DATA FOR THE TASK ▸
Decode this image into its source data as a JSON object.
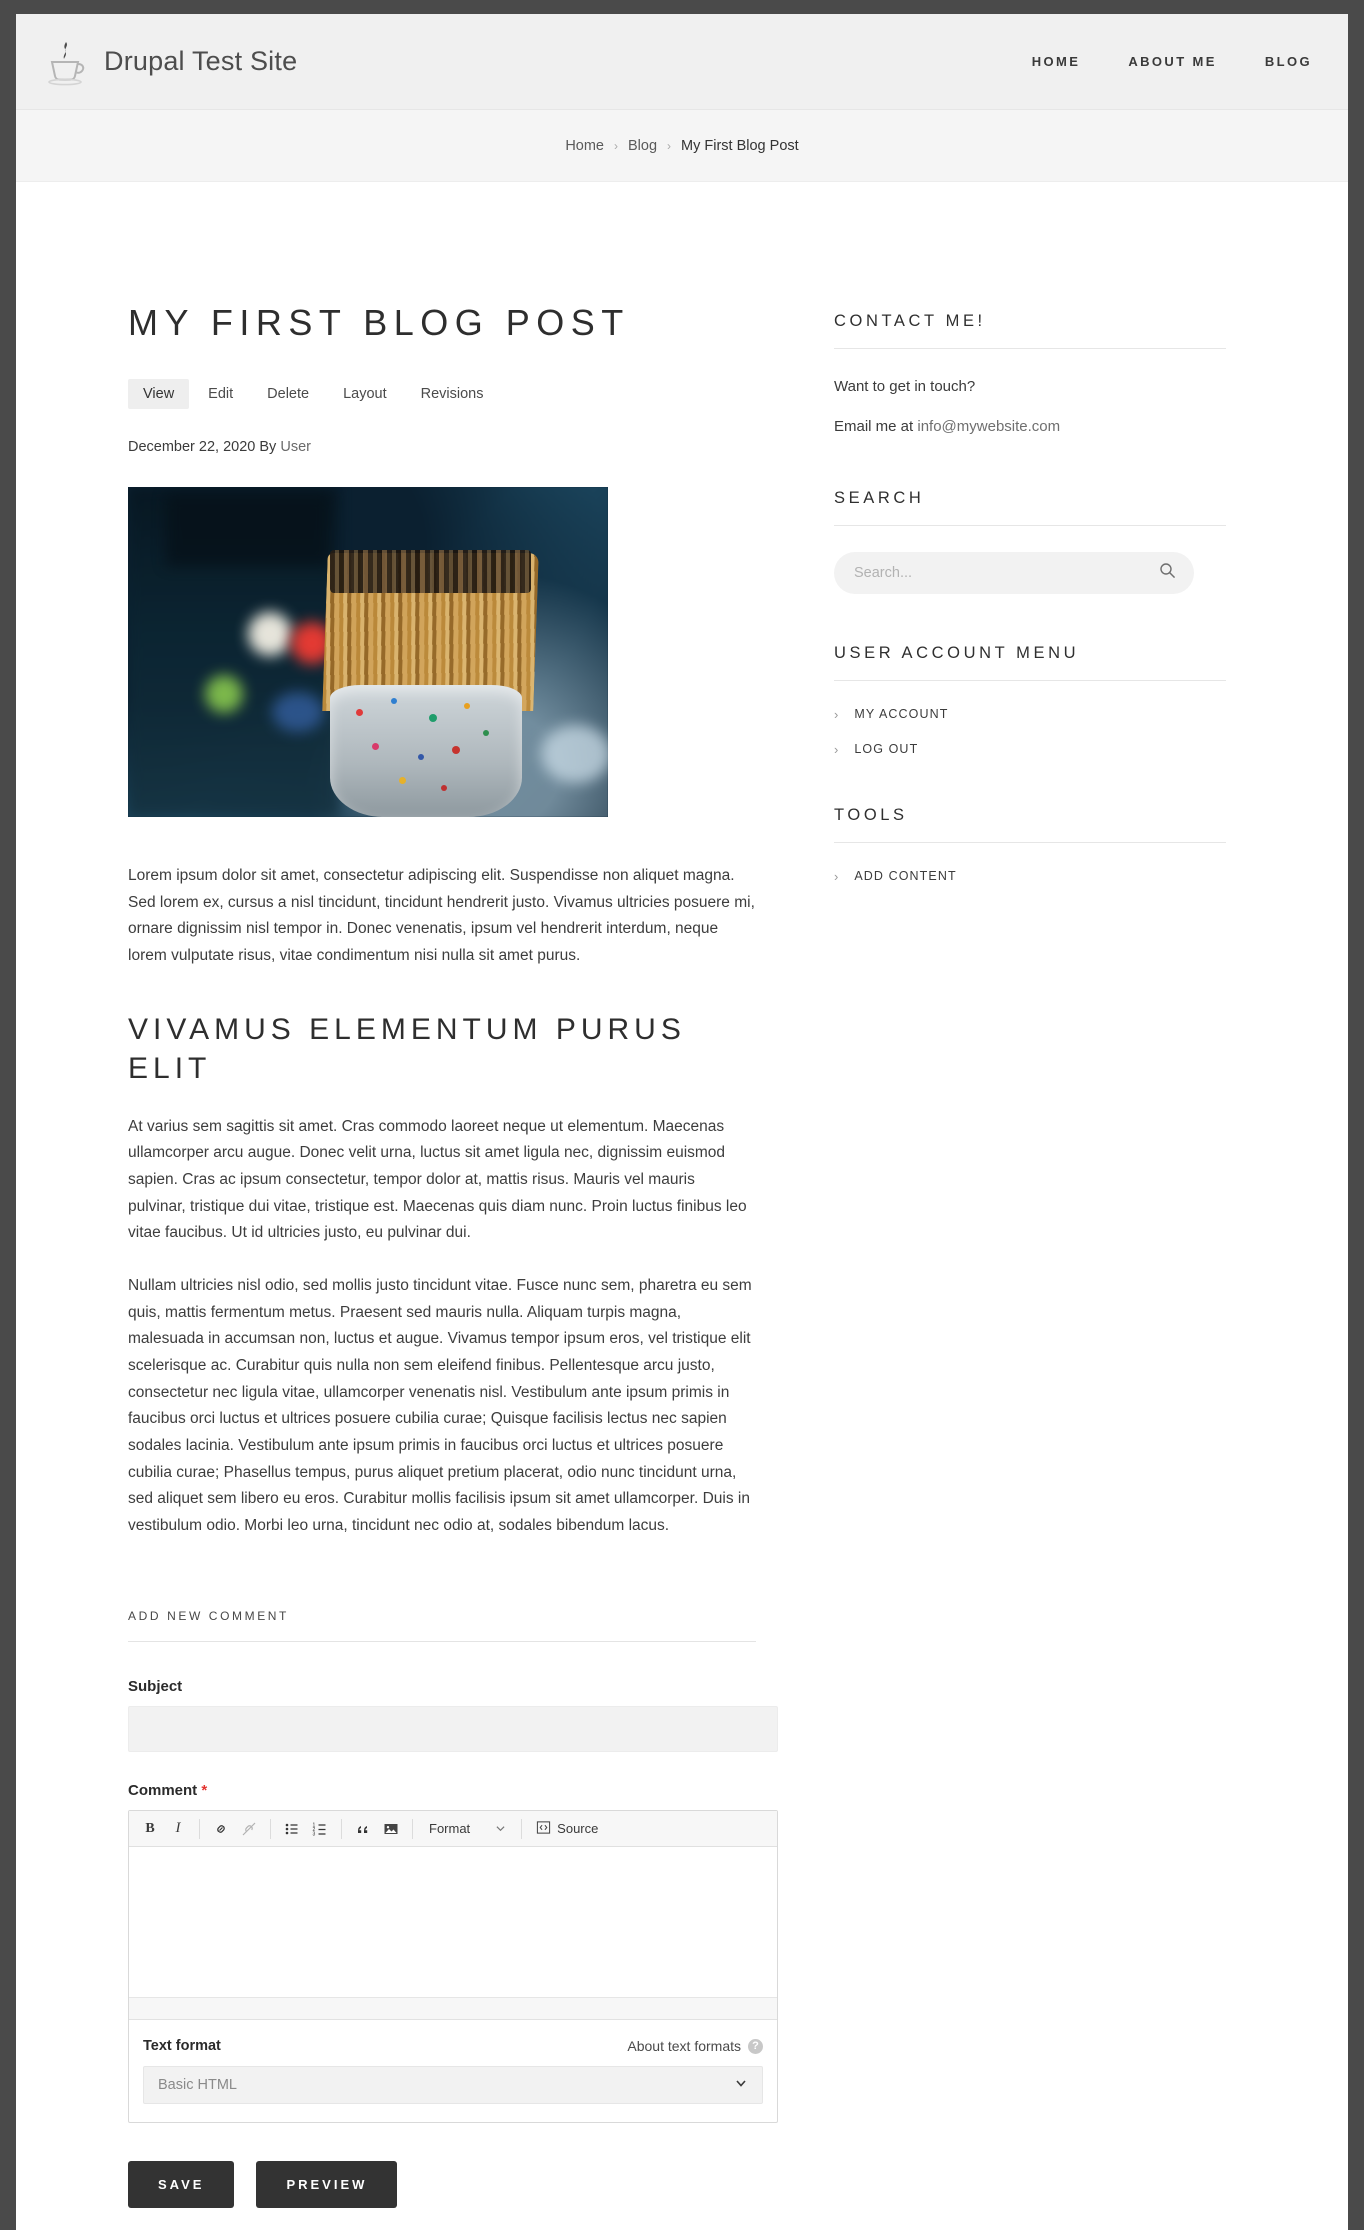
{
  "header": {
    "site_name": "Drupal Test Site",
    "logo_icon": "coffee-cup-icon",
    "nav": [
      {
        "label": "HOME"
      },
      {
        "label": "ABOUT ME"
      },
      {
        "label": "BLOG"
      }
    ]
  },
  "breadcrumb": {
    "items": [
      {
        "label": "Home"
      },
      {
        "label": "Blog"
      },
      {
        "label": "My First Blog Post"
      }
    ],
    "separator": "›"
  },
  "article": {
    "title": "My First Blog Post",
    "tabs": [
      {
        "label": "View",
        "active": true
      },
      {
        "label": "Edit",
        "active": false
      },
      {
        "label": "Delete",
        "active": false
      },
      {
        "label": "Layout",
        "active": false
      },
      {
        "label": "Revisions",
        "active": false
      }
    ],
    "byline_date": "December 22, 2020 By",
    "byline_author": "User",
    "image_alt": "Paintbrushes in a paint-splattered jar with bokeh lights",
    "paragraph_1": "Lorem ipsum dolor sit amet, consectetur adipiscing elit. Suspendisse non aliquet magna. Sed lorem ex, cursus a nisl tincidunt, tincidunt hendrerit justo. Vivamus ultricies posuere mi, ornare dignissim nisl tempor in. Donec venenatis, ipsum vel hendrerit interdum, neque lorem vulputate risus, vitae condimentum nisi nulla sit amet purus.",
    "heading_2": "Vivamus elementum purus elit",
    "paragraph_2": "At varius sem sagittis sit amet. Cras commodo laoreet neque ut elementum. Maecenas ullamcorper arcu augue. Donec velit urna, luctus sit amet ligula nec, dignissim euismod sapien. Cras ac ipsum consectetur, tempor dolor at, mattis risus. Mauris vel mauris pulvinar, tristique dui vitae, tristique est. Maecenas quis diam nunc. Proin luctus finibus leo vitae faucibus. Ut id ultricies justo, eu pulvinar dui.",
    "paragraph_3": "Nullam ultricies nisl odio, sed mollis justo tincidunt vitae. Fusce nunc sem, pharetra eu sem quis, mattis fermentum metus. Praesent sed mauris nulla. Aliquam turpis magna, malesuada in accumsan non, luctus et augue. Vivamus tempor ipsum eros, vel tristique elit scelerisque ac. Curabitur quis nulla non sem eleifend finibus. Pellentesque arcu justo, consectetur nec ligula vitae, ullamcorper venenatis nisl. Vestibulum ante ipsum primis in faucibus orci luctus et ultrices posuere cubilia curae; Quisque facilisis lectus nec sapien sodales lacinia. Vestibulum ante ipsum primis in faucibus orci luctus et ultrices posuere cubilia curae; Phasellus tempus, purus aliquet pretium placerat, odio nunc tincidunt urna, sed aliquet sem libero eu eros. Curabitur mollis facilisis ipsum sit amet ullamcorper. Duis in vestibulum odio. Morbi leo urna, tincidunt nec odio at, sodales bibendum lacus."
  },
  "comment_form": {
    "heading": "Add new comment",
    "subject_label": "Subject",
    "subject_value": "",
    "comment_label": "Comment",
    "required_marker": "*",
    "comment_value": "",
    "toolbar": [
      {
        "name": "bold-icon",
        "glyph": "B",
        "disabled": false
      },
      {
        "name": "italic-icon",
        "glyph": "I",
        "disabled": false
      },
      {
        "name": "link-icon",
        "glyph": "⚭",
        "disabled": false
      },
      {
        "name": "unlink-icon",
        "glyph": "⚭",
        "disabled": true
      },
      {
        "name": "bulleted-list-icon",
        "glyph": "≡",
        "disabled": false
      },
      {
        "name": "numbered-list-icon",
        "glyph": "≡",
        "disabled": false
      },
      {
        "name": "blockquote-icon",
        "glyph": "”",
        "disabled": false
      },
      {
        "name": "image-icon",
        "glyph": "▣",
        "disabled": false
      }
    ],
    "format_dropdown_label": "Format",
    "source_button_label": "Source",
    "text_format_label": "Text format",
    "about_text_formats_label": "About text formats",
    "help_icon_glyph": "?",
    "text_format_value": "Basic HTML",
    "save_label": "SAVE",
    "preview_label": "PREVIEW"
  },
  "sidebar": {
    "contact": {
      "title": "Contact me!",
      "line_1": "Want to get in touch?",
      "line_2_prefix": "Email me at ",
      "email": "info@mywebsite.com"
    },
    "search": {
      "title": "Search",
      "placeholder": "Search...",
      "value": "",
      "icon": "search-icon"
    },
    "user_account_menu": {
      "title": "User account menu",
      "items": [
        {
          "label": "My account"
        },
        {
          "label": "Log out"
        }
      ]
    },
    "tools": {
      "title": "Tools",
      "items": [
        {
          "label": "Add content"
        }
      ]
    },
    "chevron": "›"
  },
  "colors": {
    "page_bg": "#ffffff",
    "frame": "#4a4a4a",
    "header_bg": "#f0f0f0",
    "button_dark": "#333333",
    "required_red": "#e3342f"
  }
}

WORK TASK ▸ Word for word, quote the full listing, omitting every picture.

RESPONSE AREA ▸
Decode this image into its source data as a JSON object.
{
  "header": {
    "site_name": "Drupal Test Site",
    "logo_icon": "coffee-cup-icon",
    "nav": [
      {
        "label": "HOME"
      },
      {
        "label": "ABOUT ME"
      },
      {
        "label": "BLOG"
      }
    ]
  },
  "breadcrumb": {
    "items": [
      {
        "label": "Home"
      },
      {
        "label": "Blog"
      },
      {
        "label": "My First Blog Post"
      }
    ],
    "separator": "›"
  },
  "article": {
    "title": "My First Blog Post",
    "tabs": [
      {
        "label": "View",
        "active": true
      },
      {
        "label": "Edit",
        "active": false
      },
      {
        "label": "Delete",
        "active": false
      },
      {
        "label": "Layout",
        "active": false
      },
      {
        "label": "Revisions",
        "active": false
      }
    ],
    "byline_date": "December 22, 2020 By",
    "byline_author": "User",
    "image_alt": "Paintbrushes in a paint-splattered jar with bokeh lights",
    "paragraph_1": "Lorem ipsum dolor sit amet, consectetur adipiscing elit. Suspendisse non aliquet magna. Sed lorem ex, cursus a nisl tincidunt, tincidunt hendrerit justo. Vivamus ultricies posuere mi, ornare dignissim nisl tempor in. Donec venenatis, ipsum vel hendrerit interdum, neque lorem vulputate risus, vitae condimentum nisi nulla sit amet purus.",
    "heading_2": "Vivamus elementum purus elit",
    "paragraph_2": "At varius sem sagittis sit amet. Cras commodo laoreet neque ut elementum. Maecenas ullamcorper arcu augue. Donec velit urna, luctus sit amet ligula nec, dignissim euismod sapien. Cras ac ipsum consectetur, tempor dolor at, mattis risus. Mauris vel mauris pulvinar, tristique dui vitae, tristique est. Maecenas quis diam nunc. Proin luctus finibus leo vitae faucibus. Ut id ultricies justo, eu pulvinar dui.",
    "paragraph_3": "Nullam ultricies nisl odio, sed mollis justo tincidunt vitae. Fusce nunc sem, pharetra eu sem quis, mattis fermentum metus. Praesent sed mauris nulla. Aliquam turpis magna, malesuada in accumsan non, luctus et augue. Vivamus tempor ipsum eros, vel tristique elit scelerisque ac. Curabitur quis nulla non sem eleifend finibus. Pellentesque arcu justo, consectetur nec ligula vitae, ullamcorper venenatis nisl. Vestibulum ante ipsum primis in faucibus orci luctus et ultrices posuere cubilia curae; Quisque facilisis lectus nec sapien sodales lacinia. Vestibulum ante ipsum primis in faucibus orci luctus et ultrices posuere cubilia curae; Phasellus tempus, purus aliquet pretium placerat, odio nunc tincidunt urna, sed aliquet sem libero eu eros. Curabitur mollis facilisis ipsum sit amet ullamcorper. Duis in vestibulum odio. Morbi leo urna, tincidunt nec odio at, sodales bibendum lacus."
  },
  "comment_form": {
    "heading": "Add new comment",
    "subject_label": "Subject",
    "subject_value": "",
    "comment_label": "Comment",
    "required_marker": "*",
    "comment_value": "",
    "toolbar": [
      {
        "name": "bold-icon",
        "glyph": "B",
        "disabled": false
      },
      {
        "name": "italic-icon",
        "glyph": "I",
        "disabled": false
      },
      {
        "name": "link-icon",
        "glyph": "⚭",
        "disabled": false
      },
      {
        "name": "unlink-icon",
        "glyph": "⚭",
        "disabled": true
      },
      {
        "name": "bulleted-list-icon",
        "glyph": "≡",
        "disabled": false
      },
      {
        "name": "numbered-list-icon",
        "glyph": "≡",
        "disabled": false
      },
      {
        "name": "blockquote-icon",
        "glyph": "”",
        "disabled": false
      },
      {
        "name": "image-icon",
        "glyph": "▣",
        "disabled": false
      }
    ],
    "format_dropdown_label": "Format",
    "source_button_label": "Source",
    "text_format_label": "Text format",
    "about_text_formats_label": "About text formats",
    "help_icon_glyph": "?",
    "text_format_value": "Basic HTML",
    "save_label": "SAVE",
    "preview_label": "PREVIEW"
  },
  "sidebar": {
    "contact": {
      "title": "Contact me!",
      "line_1": "Want to get in touch?",
      "line_2_prefix": "Email me at ",
      "email": "info@mywebsite.com"
    },
    "search": {
      "title": "Search",
      "placeholder": "Search...",
      "value": "",
      "icon": "search-icon"
    },
    "user_account_menu": {
      "title": "User account menu",
      "items": [
        {
          "label": "My account"
        },
        {
          "label": "Log out"
        }
      ]
    },
    "tools": {
      "title": "Tools",
      "items": [
        {
          "label": "Add content"
        }
      ]
    },
    "chevron": "›"
  },
  "colors": {
    "page_bg": "#ffffff",
    "frame": "#4a4a4a",
    "header_bg": "#f0f0f0",
    "button_dark": "#333333",
    "required_red": "#e3342f"
  }
}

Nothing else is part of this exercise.